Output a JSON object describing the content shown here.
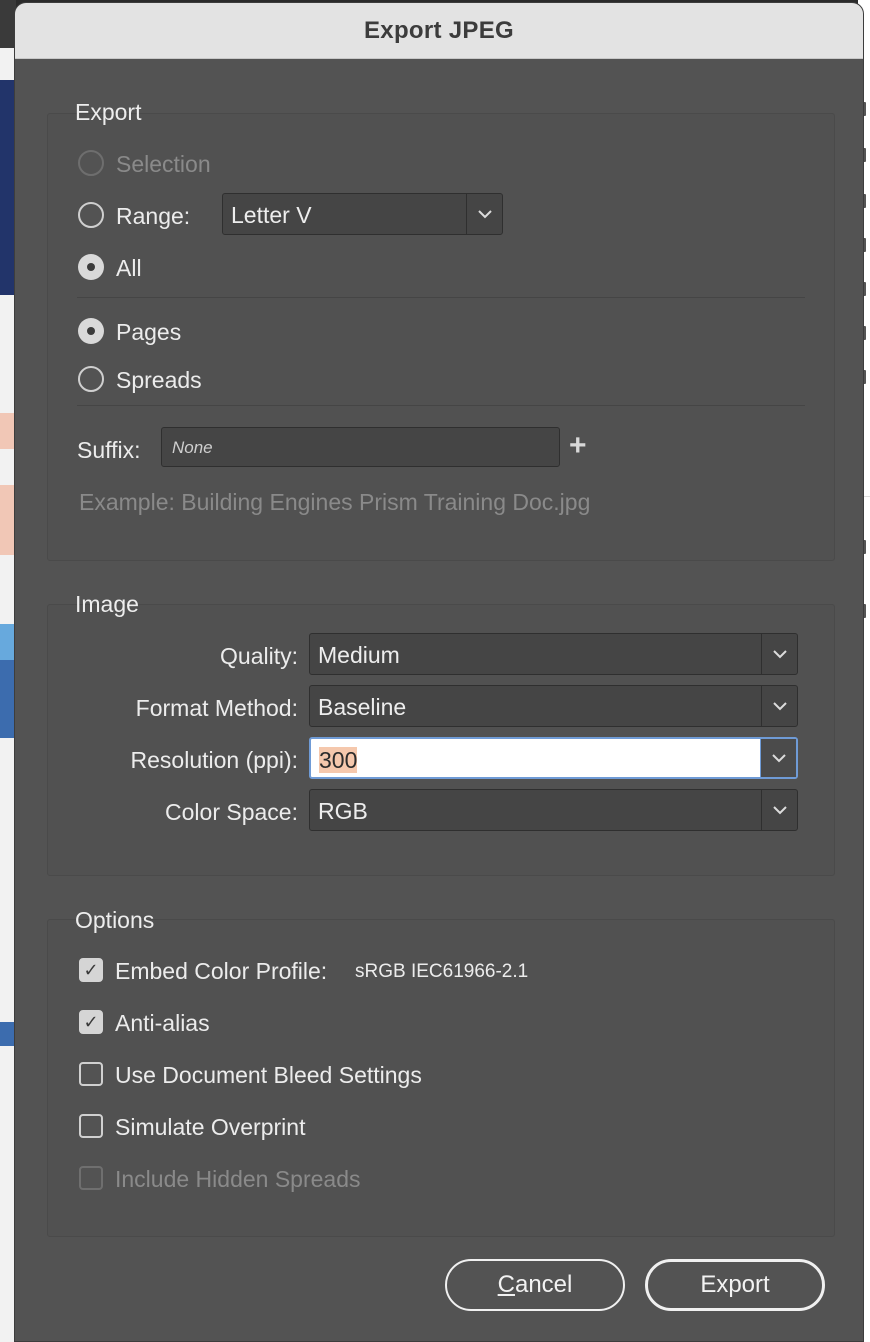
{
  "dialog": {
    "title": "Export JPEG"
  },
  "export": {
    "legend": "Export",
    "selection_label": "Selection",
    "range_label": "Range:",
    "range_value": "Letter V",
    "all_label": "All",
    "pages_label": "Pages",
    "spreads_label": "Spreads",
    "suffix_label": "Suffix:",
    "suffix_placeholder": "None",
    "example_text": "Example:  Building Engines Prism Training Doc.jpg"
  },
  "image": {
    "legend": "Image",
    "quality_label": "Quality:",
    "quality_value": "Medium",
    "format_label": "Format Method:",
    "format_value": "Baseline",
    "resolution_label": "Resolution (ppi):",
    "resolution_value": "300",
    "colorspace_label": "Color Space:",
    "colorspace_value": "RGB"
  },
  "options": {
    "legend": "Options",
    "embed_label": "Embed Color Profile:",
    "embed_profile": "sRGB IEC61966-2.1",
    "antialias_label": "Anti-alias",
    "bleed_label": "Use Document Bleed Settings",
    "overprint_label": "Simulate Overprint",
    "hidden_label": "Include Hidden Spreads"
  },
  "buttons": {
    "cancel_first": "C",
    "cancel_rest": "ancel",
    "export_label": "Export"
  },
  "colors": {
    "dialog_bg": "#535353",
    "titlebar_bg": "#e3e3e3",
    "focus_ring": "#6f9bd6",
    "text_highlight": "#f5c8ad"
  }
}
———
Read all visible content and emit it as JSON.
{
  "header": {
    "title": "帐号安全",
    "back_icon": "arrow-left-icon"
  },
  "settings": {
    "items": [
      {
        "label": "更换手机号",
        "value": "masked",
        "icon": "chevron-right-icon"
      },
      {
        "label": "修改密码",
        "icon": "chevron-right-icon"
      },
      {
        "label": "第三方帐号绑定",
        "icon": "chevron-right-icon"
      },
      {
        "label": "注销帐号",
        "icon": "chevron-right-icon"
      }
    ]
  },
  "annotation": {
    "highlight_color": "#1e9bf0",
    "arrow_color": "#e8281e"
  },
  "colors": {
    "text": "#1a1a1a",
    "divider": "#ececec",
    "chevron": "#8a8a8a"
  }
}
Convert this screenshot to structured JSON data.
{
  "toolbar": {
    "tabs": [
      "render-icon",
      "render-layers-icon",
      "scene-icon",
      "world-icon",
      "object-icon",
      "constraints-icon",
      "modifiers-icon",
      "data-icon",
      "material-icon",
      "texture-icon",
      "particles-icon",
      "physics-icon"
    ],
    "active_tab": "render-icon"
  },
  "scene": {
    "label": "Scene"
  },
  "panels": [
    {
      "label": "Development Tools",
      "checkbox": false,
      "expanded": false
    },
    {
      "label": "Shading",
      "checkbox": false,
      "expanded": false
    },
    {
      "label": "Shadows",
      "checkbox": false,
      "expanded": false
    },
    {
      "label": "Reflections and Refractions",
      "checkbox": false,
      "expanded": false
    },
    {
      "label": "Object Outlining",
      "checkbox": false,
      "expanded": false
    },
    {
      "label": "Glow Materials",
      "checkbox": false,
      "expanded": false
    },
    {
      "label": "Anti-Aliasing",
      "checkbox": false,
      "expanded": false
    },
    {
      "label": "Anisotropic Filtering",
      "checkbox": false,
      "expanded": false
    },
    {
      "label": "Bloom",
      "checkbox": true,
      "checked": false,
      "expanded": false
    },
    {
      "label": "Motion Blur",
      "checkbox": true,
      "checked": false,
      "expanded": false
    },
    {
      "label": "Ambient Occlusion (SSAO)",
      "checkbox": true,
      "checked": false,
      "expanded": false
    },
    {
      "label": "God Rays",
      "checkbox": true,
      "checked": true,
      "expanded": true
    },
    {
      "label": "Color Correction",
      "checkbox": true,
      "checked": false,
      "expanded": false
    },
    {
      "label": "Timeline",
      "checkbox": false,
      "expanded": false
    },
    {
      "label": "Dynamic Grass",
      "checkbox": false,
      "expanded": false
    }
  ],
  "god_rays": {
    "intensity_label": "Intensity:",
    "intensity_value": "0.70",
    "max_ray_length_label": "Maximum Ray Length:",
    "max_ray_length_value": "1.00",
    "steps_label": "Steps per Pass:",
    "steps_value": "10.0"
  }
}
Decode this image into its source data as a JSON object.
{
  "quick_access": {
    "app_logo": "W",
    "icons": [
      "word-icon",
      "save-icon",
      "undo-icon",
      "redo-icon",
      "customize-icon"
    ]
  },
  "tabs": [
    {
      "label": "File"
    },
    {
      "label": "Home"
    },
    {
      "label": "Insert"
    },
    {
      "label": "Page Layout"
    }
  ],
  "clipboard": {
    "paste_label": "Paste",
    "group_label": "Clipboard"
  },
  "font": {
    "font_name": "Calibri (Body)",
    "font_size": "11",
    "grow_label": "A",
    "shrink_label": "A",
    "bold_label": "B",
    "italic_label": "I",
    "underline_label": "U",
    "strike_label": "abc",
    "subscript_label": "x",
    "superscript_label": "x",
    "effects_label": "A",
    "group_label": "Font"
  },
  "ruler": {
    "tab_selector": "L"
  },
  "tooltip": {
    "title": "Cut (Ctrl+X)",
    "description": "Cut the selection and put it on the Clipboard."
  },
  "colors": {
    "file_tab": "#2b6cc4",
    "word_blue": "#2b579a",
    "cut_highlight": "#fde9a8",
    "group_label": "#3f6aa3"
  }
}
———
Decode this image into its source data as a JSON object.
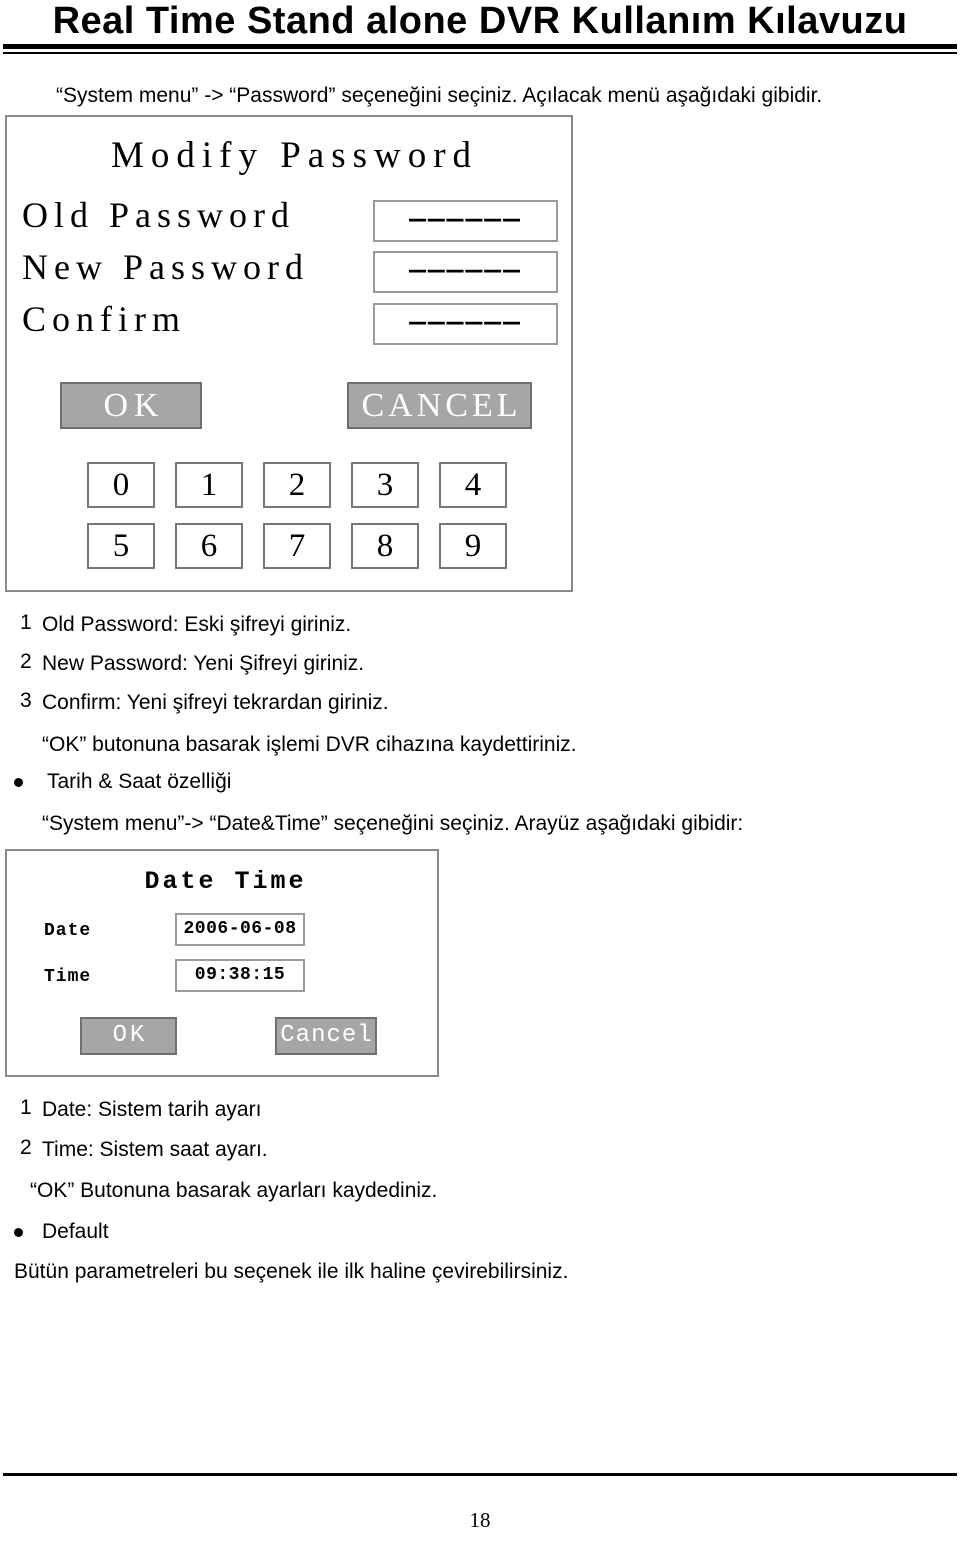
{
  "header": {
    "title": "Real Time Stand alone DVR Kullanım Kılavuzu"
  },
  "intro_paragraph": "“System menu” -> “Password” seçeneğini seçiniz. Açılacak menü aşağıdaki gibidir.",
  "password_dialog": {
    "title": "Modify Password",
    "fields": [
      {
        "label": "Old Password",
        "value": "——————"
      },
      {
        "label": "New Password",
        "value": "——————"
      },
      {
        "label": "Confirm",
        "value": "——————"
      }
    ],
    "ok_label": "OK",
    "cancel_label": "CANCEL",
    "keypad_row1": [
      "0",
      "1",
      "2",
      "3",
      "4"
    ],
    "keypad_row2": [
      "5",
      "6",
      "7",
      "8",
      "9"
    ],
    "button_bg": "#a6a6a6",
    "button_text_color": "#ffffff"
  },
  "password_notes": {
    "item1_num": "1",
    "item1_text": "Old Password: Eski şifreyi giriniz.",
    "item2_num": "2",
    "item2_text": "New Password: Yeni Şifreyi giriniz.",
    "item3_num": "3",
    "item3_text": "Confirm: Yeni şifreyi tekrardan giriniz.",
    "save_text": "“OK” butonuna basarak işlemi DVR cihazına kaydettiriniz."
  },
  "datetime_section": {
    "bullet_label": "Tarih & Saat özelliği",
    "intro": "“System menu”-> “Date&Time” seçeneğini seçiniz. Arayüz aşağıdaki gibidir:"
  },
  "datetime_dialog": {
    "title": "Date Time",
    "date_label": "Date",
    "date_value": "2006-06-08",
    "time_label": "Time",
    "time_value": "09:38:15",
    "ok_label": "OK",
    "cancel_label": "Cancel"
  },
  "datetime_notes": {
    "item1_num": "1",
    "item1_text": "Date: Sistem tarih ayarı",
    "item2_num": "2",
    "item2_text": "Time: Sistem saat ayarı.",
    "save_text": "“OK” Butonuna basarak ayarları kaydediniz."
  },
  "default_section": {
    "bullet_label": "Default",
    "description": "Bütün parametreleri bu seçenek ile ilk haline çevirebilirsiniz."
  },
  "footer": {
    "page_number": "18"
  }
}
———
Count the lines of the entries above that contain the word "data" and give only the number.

4